* [GIVEN RECORDS]

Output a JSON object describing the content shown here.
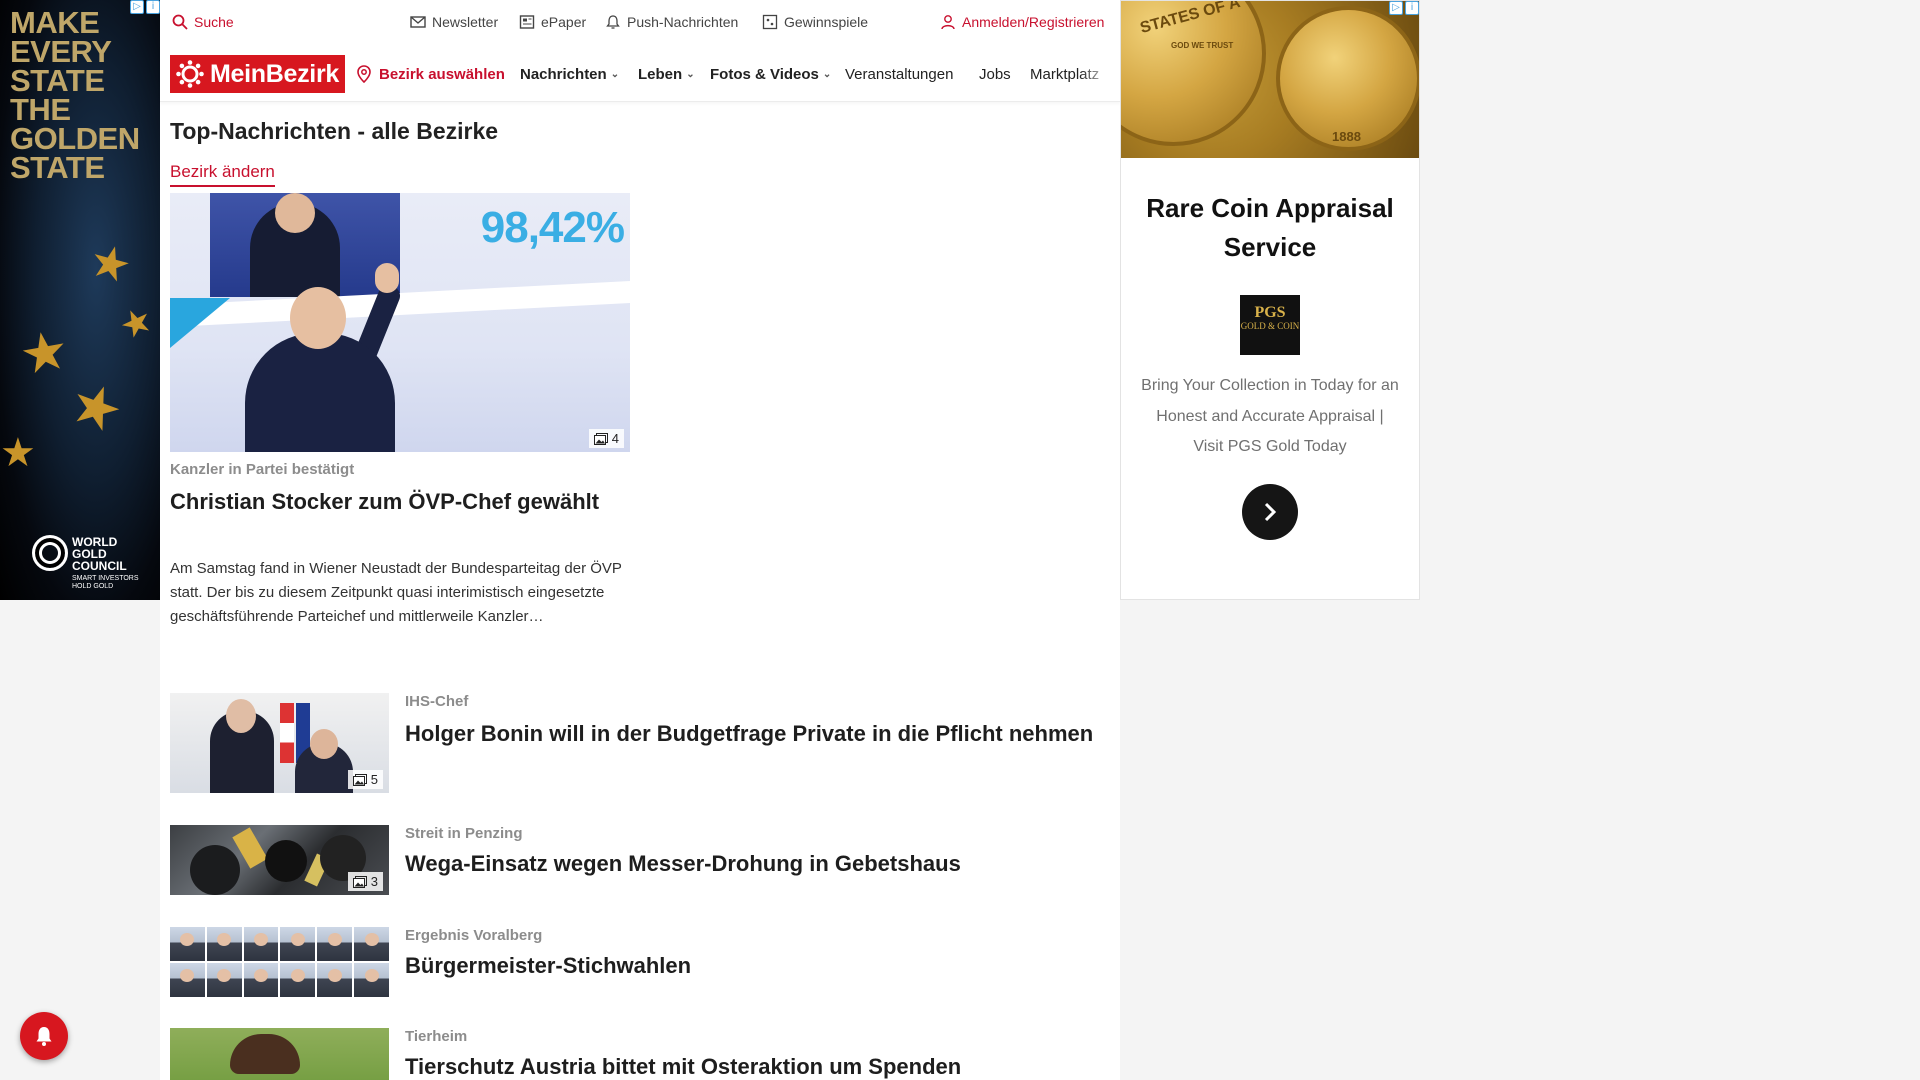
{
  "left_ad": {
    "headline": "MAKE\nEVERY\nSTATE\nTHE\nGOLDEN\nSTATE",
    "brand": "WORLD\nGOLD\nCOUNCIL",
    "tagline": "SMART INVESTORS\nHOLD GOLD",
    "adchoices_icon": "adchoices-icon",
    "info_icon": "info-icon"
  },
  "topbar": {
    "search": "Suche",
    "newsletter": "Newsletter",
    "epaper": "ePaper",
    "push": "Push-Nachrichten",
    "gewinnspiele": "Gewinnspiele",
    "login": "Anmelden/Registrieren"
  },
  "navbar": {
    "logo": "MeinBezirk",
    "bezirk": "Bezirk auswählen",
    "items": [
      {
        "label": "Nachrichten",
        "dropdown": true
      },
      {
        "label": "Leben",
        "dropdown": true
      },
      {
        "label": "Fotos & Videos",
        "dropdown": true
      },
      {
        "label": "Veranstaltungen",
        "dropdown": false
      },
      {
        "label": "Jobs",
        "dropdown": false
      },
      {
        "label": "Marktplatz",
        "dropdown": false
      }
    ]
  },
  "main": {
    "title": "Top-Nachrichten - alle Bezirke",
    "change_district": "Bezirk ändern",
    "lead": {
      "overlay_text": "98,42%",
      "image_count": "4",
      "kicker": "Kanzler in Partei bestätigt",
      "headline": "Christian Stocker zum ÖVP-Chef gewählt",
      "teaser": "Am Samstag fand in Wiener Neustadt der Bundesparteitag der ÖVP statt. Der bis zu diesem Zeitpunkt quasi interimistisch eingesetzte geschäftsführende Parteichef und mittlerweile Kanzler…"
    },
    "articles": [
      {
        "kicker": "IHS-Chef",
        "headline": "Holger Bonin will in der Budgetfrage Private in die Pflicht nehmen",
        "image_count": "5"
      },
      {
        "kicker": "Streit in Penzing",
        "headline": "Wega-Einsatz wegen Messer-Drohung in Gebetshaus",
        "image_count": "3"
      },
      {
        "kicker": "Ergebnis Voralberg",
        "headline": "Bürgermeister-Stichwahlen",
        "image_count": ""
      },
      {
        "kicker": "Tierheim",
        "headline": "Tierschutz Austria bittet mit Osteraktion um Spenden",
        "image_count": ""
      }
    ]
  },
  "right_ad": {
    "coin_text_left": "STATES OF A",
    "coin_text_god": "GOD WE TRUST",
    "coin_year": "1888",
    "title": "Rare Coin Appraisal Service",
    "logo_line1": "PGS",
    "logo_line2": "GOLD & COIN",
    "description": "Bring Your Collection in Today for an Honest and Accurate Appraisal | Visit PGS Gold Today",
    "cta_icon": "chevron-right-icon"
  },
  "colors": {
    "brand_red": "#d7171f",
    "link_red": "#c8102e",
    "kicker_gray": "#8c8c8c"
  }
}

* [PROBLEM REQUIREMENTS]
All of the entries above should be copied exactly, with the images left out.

* [RESULT OF THE EXERCISE]
Output a JSON object describing the content shown here.
{
  "left_ad": {
    "headline": "MAKE\nEVERY\nSTATE\nTHE\nGOLDEN\nSTATE",
    "brand": "WORLD\nGOLD\nCOUNCIL",
    "tagline": "SMART INVESTORS\nHOLD GOLD",
    "adchoices_icon": "adchoices-icon",
    "info_icon": "info-icon"
  },
  "topbar": {
    "search": "Suche",
    "newsletter": "Newsletter",
    "epaper": "ePaper",
    "push": "Push-Nachrichten",
    "gewinnspiele": "Gewinnspiele",
    "login": "Anmelden/Registrieren"
  },
  "navbar": {
    "logo": "MeinBezirk",
    "bezirk": "Bezirk auswählen",
    "items": [
      {
        "label": "Nachrichten",
        "dropdown": true
      },
      {
        "label": "Leben",
        "dropdown": true
      },
      {
        "label": "Fotos & Videos",
        "dropdown": true
      },
      {
        "label": "Veranstaltungen",
        "dropdown": false
      },
      {
        "label": "Jobs",
        "dropdown": false
      },
      {
        "label": "Marktplatz",
        "dropdown": false
      }
    ]
  },
  "main": {
    "title": "Top-Nachrichten - alle Bezirke",
    "change_district": "Bezirk ändern",
    "lead": {
      "overlay_text": "98,42%",
      "image_count": "4",
      "kicker": "Kanzler in Partei bestätigt",
      "headline": "Christian Stocker zum ÖVP-Chef gewählt",
      "teaser": "Am Samstag fand in Wiener Neustadt der Bundesparteitag der ÖVP statt. Der bis zu diesem Zeitpunkt quasi interimistisch eingesetzte geschäftsführende Parteichef und mittlerweile Kanzler…"
    },
    "articles": [
      {
        "kicker": "IHS-Chef",
        "headline": "Holger Bonin will in der Budgetfrage Private in die Pflicht nehmen",
        "image_count": "5"
      },
      {
        "kicker": "Streit in Penzing",
        "headline": "Wega-Einsatz wegen Messer-Drohung in Gebetshaus",
        "image_count": "3"
      },
      {
        "kicker": "Ergebnis Voralberg",
        "headline": "Bürgermeister-Stichwahlen",
        "image_count": ""
      },
      {
        "kicker": "Tierheim",
        "headline": "Tierschutz Austria bittet mit Osteraktion um Spenden",
        "image_count": ""
      }
    ]
  },
  "right_ad": {
    "coin_text_left": "STATES OF A",
    "coin_text_god": "GOD WE TRUST",
    "coin_year": "1888",
    "title": "Rare Coin Appraisal Service",
    "logo_line1": "PGS",
    "logo_line2": "GOLD & COIN",
    "description": "Bring Your Collection in Today for an Honest and Accurate Appraisal | Visit PGS Gold Today",
    "cta_icon": "chevron-right-icon"
  },
  "colors": {
    "brand_red": "#d7171f",
    "link_red": "#c8102e",
    "kicker_gray": "#8c8c8c"
  }
}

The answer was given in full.